Nerve Growth Factor; Proto-Oncogene Proteins c-myc; Adenovirus E1A Proteins; PC12 Cells; Cell Differentiation; Neurons; Transcription Factors; Mice; Academic Dissertations; Dissertations, UMMS
PC12 rat pheochromocytoma cells respond to nerve growth factor (NGF) by neuronal differentiation and partial growth arrest. Mouse c-myc and adenovirus E1A genes were introduced into PC12 cells to study the influence of these nuclear oncogenes on neuronal differentiation. Expression of myc and E1A blocked morphological differentiation and caused NGF to stimulate rather than inhibit cell proliferation. NGF binding to cell surface receptors, activation of ribosomal S6 kinase, and ornithine decarboxylase induction were similar in myc and E1A expressing clones compared with wild-type PC12 cells, suggesting that changes in the cellular response to NGF were at a post-receptor level. The ability of myc and E1A expression to block the transcription-dependent induction of microtubule associated proteins by NGF further suggested that these genes may inhibit differentiation by interfering with NGP's ability to regulate transcription. These results illustrate that NGF can promote either growth or differentiation of PC12 cells, and that myc or E1A alter the phenotypic responses to growth factors.
Schiavi, SC. MYC and E1A Oncogenes Alter the Response of PC12 Cells to Nerve Growth Factor and Block Differentiation: A Thesis. (1988). University of Massachusetts Medical School. GSBS Dissertations and Theses.
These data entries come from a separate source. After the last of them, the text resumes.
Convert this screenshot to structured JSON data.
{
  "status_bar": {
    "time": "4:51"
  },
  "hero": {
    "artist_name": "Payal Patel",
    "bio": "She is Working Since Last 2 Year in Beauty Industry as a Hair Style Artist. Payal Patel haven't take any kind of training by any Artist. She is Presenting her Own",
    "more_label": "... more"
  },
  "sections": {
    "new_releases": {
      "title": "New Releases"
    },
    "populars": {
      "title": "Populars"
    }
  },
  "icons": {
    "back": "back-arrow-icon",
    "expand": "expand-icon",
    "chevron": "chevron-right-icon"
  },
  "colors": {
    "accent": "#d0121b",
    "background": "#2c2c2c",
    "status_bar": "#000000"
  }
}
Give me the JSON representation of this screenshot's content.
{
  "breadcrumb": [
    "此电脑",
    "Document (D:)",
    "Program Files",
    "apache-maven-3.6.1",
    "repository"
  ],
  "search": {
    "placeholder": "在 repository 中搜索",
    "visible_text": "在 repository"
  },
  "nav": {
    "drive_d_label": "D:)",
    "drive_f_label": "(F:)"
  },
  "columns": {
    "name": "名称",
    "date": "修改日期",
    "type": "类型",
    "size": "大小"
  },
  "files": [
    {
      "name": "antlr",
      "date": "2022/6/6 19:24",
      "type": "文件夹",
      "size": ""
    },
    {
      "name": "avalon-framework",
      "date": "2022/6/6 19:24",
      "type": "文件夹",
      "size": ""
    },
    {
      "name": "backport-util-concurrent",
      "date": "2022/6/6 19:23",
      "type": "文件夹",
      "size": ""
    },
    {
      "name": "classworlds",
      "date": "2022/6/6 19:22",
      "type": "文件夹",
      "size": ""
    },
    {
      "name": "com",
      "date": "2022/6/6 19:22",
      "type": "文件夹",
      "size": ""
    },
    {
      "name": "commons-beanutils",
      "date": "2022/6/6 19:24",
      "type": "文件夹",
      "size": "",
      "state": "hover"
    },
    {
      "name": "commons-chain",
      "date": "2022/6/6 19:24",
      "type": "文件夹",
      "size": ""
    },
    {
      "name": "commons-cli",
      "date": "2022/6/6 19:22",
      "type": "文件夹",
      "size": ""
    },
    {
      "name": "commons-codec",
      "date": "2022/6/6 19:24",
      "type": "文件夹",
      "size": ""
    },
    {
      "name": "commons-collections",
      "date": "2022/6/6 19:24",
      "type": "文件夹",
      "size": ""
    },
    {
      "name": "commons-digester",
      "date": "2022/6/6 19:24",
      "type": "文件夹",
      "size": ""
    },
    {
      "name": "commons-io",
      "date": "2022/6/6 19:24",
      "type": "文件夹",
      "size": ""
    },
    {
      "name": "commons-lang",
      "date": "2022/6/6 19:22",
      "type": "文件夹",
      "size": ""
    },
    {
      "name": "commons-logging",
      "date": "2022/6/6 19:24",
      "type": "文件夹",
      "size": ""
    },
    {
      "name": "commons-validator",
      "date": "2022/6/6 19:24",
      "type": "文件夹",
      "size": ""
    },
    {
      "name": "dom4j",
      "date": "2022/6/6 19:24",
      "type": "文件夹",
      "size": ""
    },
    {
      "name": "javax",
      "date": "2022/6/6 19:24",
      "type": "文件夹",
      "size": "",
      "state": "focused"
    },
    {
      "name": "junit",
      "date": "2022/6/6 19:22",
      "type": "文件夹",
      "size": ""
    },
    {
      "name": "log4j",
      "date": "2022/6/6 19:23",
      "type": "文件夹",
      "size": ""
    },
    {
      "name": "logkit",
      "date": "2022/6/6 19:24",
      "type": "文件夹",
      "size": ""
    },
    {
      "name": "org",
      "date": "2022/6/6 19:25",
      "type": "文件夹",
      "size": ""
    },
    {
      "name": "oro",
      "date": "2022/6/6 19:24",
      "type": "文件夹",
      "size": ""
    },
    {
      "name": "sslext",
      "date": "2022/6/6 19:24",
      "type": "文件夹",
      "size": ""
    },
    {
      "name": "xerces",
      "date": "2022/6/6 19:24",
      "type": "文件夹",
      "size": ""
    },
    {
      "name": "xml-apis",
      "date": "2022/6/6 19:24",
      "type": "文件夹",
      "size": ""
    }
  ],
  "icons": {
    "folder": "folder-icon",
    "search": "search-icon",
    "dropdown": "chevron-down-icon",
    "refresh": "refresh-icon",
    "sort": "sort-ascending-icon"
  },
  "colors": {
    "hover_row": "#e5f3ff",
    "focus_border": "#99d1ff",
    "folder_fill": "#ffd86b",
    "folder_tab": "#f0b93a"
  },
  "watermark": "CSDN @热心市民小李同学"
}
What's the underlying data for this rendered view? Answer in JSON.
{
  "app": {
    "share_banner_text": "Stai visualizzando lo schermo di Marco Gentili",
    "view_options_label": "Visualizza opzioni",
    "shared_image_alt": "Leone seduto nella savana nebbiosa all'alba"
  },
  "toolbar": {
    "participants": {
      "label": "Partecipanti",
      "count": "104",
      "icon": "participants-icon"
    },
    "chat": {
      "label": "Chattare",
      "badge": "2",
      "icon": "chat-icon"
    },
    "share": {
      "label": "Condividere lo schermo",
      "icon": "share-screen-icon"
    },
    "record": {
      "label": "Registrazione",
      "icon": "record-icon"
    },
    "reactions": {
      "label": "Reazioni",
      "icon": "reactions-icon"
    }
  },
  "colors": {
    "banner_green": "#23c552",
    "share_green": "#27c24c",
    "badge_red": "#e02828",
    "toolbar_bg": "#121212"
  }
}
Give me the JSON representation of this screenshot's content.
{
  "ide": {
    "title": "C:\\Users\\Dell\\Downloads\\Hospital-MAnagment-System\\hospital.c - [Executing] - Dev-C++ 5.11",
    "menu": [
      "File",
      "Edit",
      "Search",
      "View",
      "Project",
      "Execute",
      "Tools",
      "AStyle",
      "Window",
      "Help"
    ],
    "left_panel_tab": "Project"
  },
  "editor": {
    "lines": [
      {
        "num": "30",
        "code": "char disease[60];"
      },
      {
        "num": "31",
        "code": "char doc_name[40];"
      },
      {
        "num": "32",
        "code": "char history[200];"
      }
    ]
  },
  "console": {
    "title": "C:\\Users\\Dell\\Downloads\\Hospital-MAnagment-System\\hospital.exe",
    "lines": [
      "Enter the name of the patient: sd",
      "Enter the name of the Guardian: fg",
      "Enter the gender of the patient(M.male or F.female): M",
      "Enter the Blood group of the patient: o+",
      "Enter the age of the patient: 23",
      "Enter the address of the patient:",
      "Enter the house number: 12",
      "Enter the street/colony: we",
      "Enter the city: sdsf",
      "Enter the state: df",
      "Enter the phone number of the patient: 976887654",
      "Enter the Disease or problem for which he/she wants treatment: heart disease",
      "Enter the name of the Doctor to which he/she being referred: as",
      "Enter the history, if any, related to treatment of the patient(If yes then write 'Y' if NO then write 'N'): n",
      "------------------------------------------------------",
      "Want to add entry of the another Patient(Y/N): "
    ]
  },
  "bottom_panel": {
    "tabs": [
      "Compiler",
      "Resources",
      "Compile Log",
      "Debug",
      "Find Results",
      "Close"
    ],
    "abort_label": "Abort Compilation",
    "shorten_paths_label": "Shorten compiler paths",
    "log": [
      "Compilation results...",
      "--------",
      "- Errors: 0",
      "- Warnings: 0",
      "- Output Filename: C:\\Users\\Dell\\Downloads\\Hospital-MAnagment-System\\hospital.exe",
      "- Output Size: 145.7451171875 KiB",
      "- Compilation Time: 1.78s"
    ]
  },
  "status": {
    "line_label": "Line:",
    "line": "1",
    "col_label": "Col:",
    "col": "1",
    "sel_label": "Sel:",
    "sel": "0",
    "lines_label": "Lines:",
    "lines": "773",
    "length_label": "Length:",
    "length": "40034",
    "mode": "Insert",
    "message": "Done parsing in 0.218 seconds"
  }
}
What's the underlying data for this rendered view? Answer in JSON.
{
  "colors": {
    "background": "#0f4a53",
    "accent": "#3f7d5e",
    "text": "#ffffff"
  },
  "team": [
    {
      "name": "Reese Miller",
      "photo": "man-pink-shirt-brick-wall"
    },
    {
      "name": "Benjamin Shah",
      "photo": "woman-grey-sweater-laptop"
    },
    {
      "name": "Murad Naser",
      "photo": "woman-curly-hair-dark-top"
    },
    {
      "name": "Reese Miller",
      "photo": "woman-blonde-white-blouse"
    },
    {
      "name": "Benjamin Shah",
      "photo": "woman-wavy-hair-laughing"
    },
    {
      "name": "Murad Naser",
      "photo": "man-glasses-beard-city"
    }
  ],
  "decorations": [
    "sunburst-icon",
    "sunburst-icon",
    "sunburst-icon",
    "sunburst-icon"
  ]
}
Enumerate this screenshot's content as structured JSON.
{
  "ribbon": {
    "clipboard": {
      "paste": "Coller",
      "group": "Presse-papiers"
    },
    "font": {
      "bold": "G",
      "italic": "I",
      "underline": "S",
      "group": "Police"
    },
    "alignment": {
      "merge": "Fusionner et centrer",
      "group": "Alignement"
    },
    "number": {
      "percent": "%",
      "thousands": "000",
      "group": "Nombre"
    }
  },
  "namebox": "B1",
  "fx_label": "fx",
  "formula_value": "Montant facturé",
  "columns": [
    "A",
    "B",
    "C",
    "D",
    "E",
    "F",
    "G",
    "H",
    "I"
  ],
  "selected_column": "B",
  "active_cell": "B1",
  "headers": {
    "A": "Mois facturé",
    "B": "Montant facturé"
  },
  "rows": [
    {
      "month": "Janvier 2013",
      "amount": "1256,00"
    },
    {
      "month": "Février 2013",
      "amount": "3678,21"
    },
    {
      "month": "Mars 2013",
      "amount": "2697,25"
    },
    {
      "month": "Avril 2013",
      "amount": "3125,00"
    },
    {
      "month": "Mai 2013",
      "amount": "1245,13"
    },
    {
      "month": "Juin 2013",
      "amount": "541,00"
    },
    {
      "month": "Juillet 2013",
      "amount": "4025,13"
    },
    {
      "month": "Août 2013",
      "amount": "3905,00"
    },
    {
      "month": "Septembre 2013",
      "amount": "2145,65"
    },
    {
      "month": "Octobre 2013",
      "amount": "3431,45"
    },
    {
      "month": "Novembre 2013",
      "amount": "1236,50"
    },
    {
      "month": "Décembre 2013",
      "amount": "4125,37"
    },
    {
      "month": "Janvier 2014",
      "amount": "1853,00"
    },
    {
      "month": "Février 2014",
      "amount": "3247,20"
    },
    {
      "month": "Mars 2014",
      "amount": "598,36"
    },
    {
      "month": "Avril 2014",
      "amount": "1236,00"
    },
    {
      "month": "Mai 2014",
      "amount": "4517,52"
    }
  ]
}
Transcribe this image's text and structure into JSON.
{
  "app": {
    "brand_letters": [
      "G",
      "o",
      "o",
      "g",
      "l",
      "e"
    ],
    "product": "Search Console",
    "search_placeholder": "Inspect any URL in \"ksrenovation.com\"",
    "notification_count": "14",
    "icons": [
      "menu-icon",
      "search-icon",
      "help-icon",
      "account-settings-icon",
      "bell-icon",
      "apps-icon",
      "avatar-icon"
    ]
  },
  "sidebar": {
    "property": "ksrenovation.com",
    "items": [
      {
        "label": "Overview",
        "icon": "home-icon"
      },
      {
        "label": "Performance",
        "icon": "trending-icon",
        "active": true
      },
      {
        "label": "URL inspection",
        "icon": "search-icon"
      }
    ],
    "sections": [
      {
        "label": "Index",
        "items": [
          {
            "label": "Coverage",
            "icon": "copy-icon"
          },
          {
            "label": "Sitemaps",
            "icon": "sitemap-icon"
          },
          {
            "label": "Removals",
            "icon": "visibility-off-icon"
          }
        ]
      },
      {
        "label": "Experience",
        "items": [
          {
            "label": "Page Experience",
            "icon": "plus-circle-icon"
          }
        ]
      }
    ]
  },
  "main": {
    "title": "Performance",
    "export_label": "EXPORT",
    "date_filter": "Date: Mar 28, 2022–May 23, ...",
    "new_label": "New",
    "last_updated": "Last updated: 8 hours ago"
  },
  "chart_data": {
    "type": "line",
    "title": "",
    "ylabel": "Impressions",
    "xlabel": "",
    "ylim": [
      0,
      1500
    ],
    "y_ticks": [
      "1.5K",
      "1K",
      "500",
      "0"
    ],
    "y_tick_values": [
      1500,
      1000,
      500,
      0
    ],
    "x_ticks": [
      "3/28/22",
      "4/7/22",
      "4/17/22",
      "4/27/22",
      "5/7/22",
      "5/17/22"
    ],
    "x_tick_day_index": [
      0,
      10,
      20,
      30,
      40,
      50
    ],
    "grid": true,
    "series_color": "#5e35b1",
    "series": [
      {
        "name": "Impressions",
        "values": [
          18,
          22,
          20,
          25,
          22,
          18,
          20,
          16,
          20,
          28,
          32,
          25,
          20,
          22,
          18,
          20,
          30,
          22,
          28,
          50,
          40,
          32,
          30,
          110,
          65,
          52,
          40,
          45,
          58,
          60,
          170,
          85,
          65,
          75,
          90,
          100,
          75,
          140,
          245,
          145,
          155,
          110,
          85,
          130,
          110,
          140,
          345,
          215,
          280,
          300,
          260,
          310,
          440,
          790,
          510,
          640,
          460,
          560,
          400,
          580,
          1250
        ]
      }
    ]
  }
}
Paper 259. http://escholarship.umassmed.edu/gsbs_diss/259
Rights and Permissions
Copyright is held by the author, with all rights reserved.